It is hard to find a more complete combination of traditional American music genres than the compositions of Bill Frisell — mixing folk and country with jazz fusion and blues, he connects the different styles through improvisation and his transcendent, melodic guitar playing. The virtuoso composer and guitarist will perform live leading his eclectic trio Bill Frisell's Beautiful Dreamers, featuring Rudy Royston on drums and Eyvind Kang on viola, through a set of extended improvisation, jazz and blues standards as well as original songs. According to the New Yorker, 'Bill Frisell plays the guitar like Miles Davis played the trumpet: in the hands of such radical thinkers, their instruments simply become different animals.' And with a list of collaborators that includes John Zorn, Ginger Baker, Brian Eno and the Los Angeles Philharmonic, professional musicians and critics alike agree that Frisell is one of the best in the business. May 4. 8pm. $30. The Ark, 316 S. Main St., Ann Arbor. 734-761-1800. www.theark.org. —GMK

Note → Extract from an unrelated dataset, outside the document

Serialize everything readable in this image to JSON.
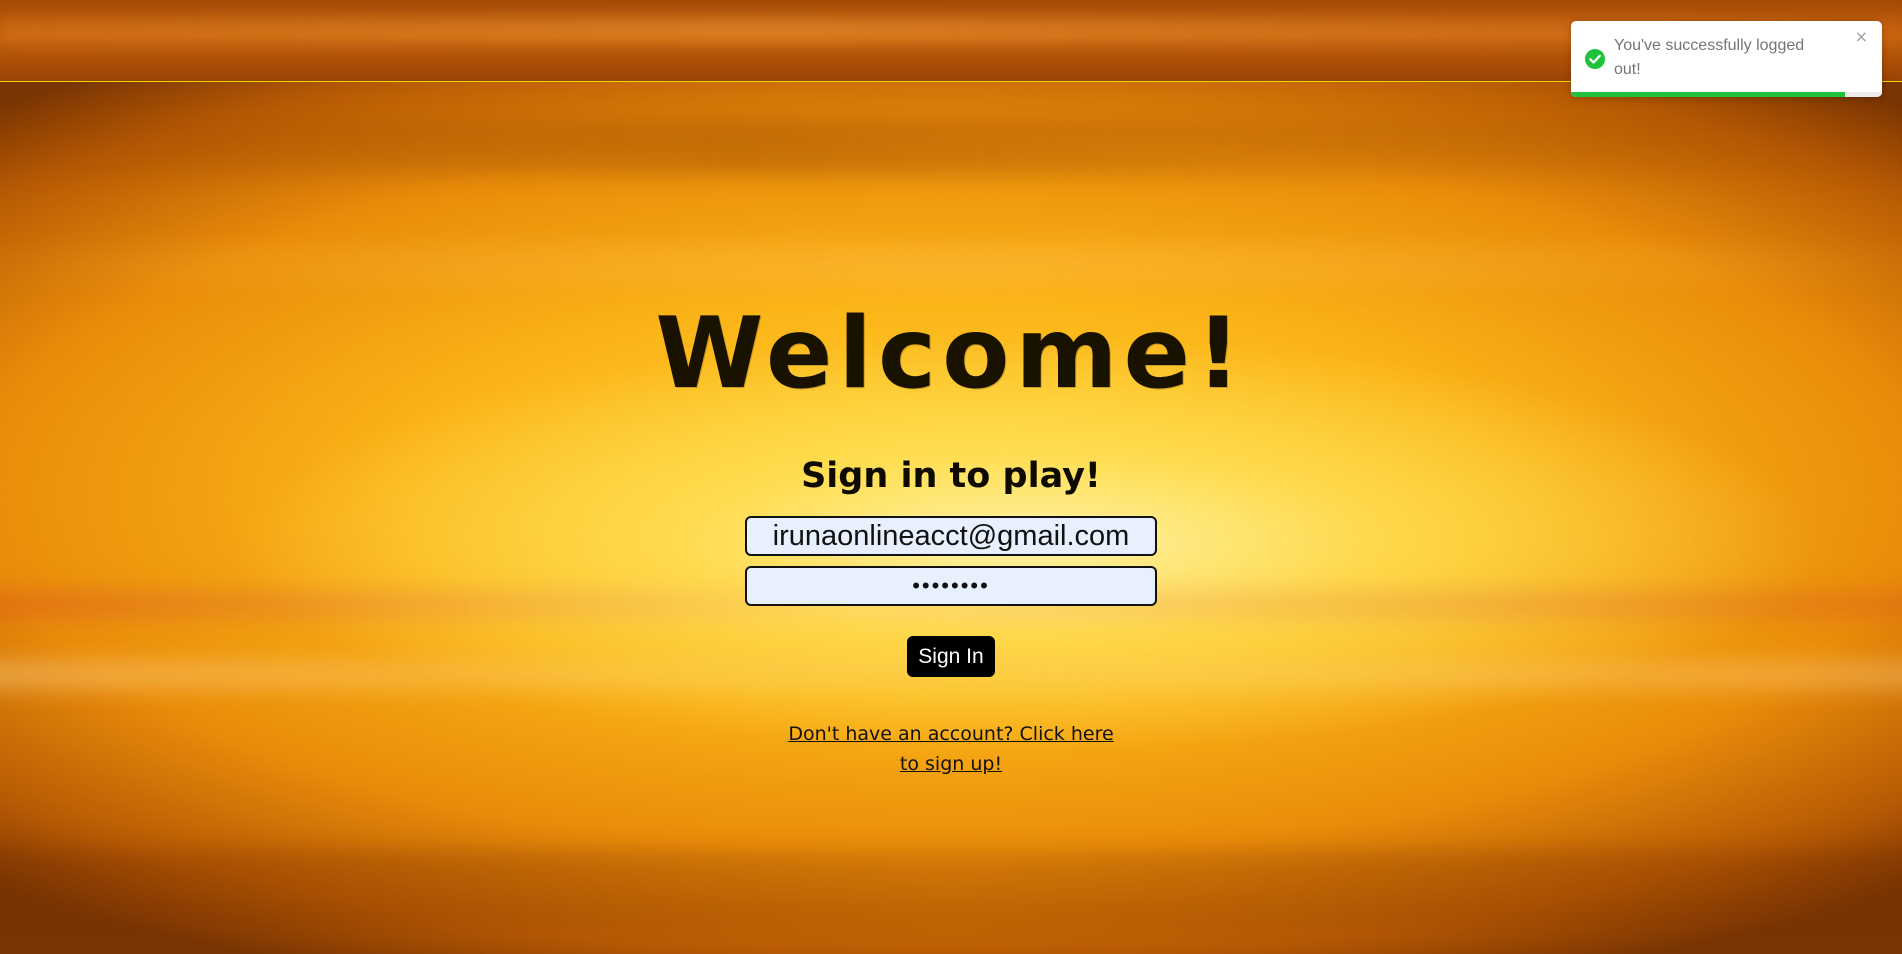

Doogatron are inventive disciples of techno and house, creating textured synth-prog jams that blend machine-like precision with the human touch of improvisation. These 21st century torchbearers of Detroit’s electronic music fuse the old-school analog synthesizers with new-school digital technology. Their debut album comes out November 2nd… Doogatron Album Release Nov 2nd @ Ziggy’s with Jason Hogans (aka brownstudy) Sleezy
Little Traps might trick you. The intonation of acoustic guitars, sanguine pedal steel, brushy drums and tender vocalizations will bring you in close, make you sit down cross legged and ready yourself for the understated swoon of endorphins typically triggered by “folk music.” And you lean in closer…, a bit closer still. And those lyrics hit
Muse Atelier Vintage, a boutique featuring unique clothing items, accessories, and original artwork, is now open at 336 S. Ashley in Ann Arbor.
Local piercing parlor, Pangea Piercing, which opened in 2002, has permanently closed. Former owner, J.C. Potts, made the decision to close after allegations of expressing racist sentiments.